## Task goal
All lines holding the string "icon" should be copied from the data below.

Web page and app entries:

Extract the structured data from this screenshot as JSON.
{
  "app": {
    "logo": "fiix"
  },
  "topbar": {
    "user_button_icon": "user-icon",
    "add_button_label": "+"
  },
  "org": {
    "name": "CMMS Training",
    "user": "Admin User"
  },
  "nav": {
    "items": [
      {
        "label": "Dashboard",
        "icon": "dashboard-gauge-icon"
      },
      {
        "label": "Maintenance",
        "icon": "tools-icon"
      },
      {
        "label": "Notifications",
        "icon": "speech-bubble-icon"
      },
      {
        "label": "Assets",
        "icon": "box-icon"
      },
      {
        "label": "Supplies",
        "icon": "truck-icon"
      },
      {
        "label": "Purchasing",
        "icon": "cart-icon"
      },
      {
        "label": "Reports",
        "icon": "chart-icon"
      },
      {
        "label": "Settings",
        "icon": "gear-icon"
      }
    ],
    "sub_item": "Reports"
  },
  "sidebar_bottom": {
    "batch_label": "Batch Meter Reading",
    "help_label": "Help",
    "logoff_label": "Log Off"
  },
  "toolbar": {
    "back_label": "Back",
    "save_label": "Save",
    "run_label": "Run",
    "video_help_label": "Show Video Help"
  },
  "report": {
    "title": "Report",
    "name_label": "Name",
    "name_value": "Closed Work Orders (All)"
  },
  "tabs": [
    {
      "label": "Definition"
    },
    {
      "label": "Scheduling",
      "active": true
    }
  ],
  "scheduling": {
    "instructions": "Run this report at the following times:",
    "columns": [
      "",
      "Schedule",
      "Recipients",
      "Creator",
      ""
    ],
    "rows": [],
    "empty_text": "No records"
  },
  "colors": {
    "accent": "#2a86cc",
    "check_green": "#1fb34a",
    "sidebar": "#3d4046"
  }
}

## Your solution
    "user_button_icon": "user-icon",
        "icon": "dashboard-gauge-icon"
        "icon": "tools-icon"
        "icon": "speech-bubble-icon"
        "icon": "box-icon"
        "icon": "truck-icon"
        "icon": "cart-icon"
        "icon": "chart-icon"
        "icon": "gear-icon"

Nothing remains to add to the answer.